Last weekend, I had a good time at Fenway Park again. Even though the Red Sox are having a forgettable season, I treasure any excursion to baseball’s oldest ballpark and pray that it lasts another 100 years. (It had its 100th birthday on April 20, 2012.)
Fenway is like a Model T still taking the family on a ride through the countryside. A Delta DC 3 still carrying the mail from Jackson, Miss. to New Orleans, La., Mona Lisa continuing to smile, and Bing Crosby singing “White Christmas” at the ice rink in December at Rockefeller Center.
As you board the Metropolitan Transit Authority or “T” at your hotel, you flashback to the Kingston Trio singing about a man named Charlie, who boarded the train one day, never got off, and is presumed to be still riding “neath the streets of Boston.”
Sox fans were decked out in tee shirts and jerseys, which reflected their devotion to the hometown team. There was even a fan who wore a Mookie Betts jersey, although this young star preferred greener pastures and forced a trade to the Dodgers in 2020.
At Kenmore Square, you exit the “T” and walk to Fenway, crossing the Massachusetts Turnpike bridge named for Boston slugger David Ortiz, who was being inducted into baseball’s Hall of Fame while the Red Sox were wilting under 95-degree temperatures and a barrage of hits by the Toronto Blue Jays.
The fans still showed their love when there was a good play on the field, but also their contempt for any miscue. Boos sounded forth for a bonehead mix-up on the base path but cheers for a double off the left-field wall known as the “Green Monster.” Lately, there has been an abundance of pedestrian plays to ensure that the only thing hot about the Red Sox lately has been the weather.
Nonetheless, the experience is golden to gaze out from the press box at the aforementioned Green Monster, which stans 37 feet, two inches, and faces Lansdowne Street, which was the way it was when Fenway was built 17 years before the Great Depression began.
The Citgo logo out beyond left field is stately and iconic, just like it has been since it was put up in 1940. Pregame, you can watch batting practice and, in your mind’s eye, see Ted Williams powering long drives into the right field seats.

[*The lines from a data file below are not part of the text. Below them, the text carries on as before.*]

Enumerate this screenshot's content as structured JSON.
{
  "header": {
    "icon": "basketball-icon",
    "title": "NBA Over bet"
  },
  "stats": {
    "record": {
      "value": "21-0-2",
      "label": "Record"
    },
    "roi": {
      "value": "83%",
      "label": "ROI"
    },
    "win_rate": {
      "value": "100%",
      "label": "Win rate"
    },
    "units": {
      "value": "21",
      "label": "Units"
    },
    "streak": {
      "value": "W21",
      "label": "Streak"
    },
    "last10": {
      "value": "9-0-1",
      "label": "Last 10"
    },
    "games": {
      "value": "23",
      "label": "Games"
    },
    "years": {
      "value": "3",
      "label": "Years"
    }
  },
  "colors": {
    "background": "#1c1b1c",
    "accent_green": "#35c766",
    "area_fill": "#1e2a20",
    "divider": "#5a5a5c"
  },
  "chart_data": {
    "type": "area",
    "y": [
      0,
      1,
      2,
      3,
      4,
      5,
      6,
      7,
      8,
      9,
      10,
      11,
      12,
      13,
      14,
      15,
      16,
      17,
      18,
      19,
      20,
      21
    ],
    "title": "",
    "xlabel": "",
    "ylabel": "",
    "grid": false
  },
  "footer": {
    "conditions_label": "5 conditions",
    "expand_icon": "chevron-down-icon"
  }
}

You see him unfazed by the shift (the placing of six defenders on the right side of the field), which failed to keep him from maintaining a high batting average and becoming the greatest hitter—certainly when it came to power—who ever lived. When Lou Boudreau of the Cleveland Indians came up with the shift in 1946, Williams hit .346 and was the American League MVP.
You can mosey over to the Red Sox first base dugout and sit where Williams and Carl Yastrzemski sat during their sterling careers. Also, Johnny Pesky, Mel Parnell and Dominic DiMaggio. These are the things that make the grand old game memorable and allow nostalgia to remain entrenched in the minds and hearts of baseball fans.
Since the curse was broken in 2004, that memorable season in which the Red Sox, down three games in the American League playoffs, rallied to win four consecutive games over the Yankees and then swept the Cardinals in the World Series to bring about a resurrection of multiple World Series pennants which was the way it was in Babe Ruth’s time as a pitcher-outfielder for Boston.
The Curse of the Bambino, the Babe, getting even with Red Sox owner Harry Frazee for trading him to the New York Yankees, was like a plague in Boston for 86 years which is how long it took the team to overcome the losing drought which began in 1918, the year of Ruth’s departure from Boston.
Winning four World Series championships in this century, the Red Sox have been the most successful big-league franchise since 2000.
Even in off years, an outing at Fenway Park can be a fulfilling experience—if you enjoy walking down memory lane.